===== Input data =====
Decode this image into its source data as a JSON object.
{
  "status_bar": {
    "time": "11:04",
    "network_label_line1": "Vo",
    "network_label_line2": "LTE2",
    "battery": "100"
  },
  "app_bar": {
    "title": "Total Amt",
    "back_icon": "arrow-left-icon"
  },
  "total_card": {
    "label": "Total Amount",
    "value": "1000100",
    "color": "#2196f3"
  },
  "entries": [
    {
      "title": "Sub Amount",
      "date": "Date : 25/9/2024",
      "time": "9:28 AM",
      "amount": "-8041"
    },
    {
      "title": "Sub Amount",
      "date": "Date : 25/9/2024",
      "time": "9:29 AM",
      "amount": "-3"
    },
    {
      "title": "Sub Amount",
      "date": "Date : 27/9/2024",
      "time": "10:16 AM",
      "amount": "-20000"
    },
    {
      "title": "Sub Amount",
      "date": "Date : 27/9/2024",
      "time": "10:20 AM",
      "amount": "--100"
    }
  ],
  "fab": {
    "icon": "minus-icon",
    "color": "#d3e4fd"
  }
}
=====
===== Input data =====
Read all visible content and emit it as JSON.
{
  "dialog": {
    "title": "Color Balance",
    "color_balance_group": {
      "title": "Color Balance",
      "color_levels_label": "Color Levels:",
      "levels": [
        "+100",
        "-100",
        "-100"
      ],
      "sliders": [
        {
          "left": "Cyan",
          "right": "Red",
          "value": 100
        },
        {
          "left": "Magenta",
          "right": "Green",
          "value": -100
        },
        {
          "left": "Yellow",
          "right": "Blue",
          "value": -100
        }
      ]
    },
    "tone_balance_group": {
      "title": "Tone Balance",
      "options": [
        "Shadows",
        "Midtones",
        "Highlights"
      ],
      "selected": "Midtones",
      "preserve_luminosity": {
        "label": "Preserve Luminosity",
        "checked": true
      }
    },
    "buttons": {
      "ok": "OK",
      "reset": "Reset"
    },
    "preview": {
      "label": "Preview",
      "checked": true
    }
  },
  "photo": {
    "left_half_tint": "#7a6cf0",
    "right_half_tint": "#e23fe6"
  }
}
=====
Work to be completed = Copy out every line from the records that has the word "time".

Answer section =
    "time": "11:04",
      "time": "9:28 AM",
      "time": "9:29 AM",
      "time": "10:16 AM",
      "time": "10:20 AM",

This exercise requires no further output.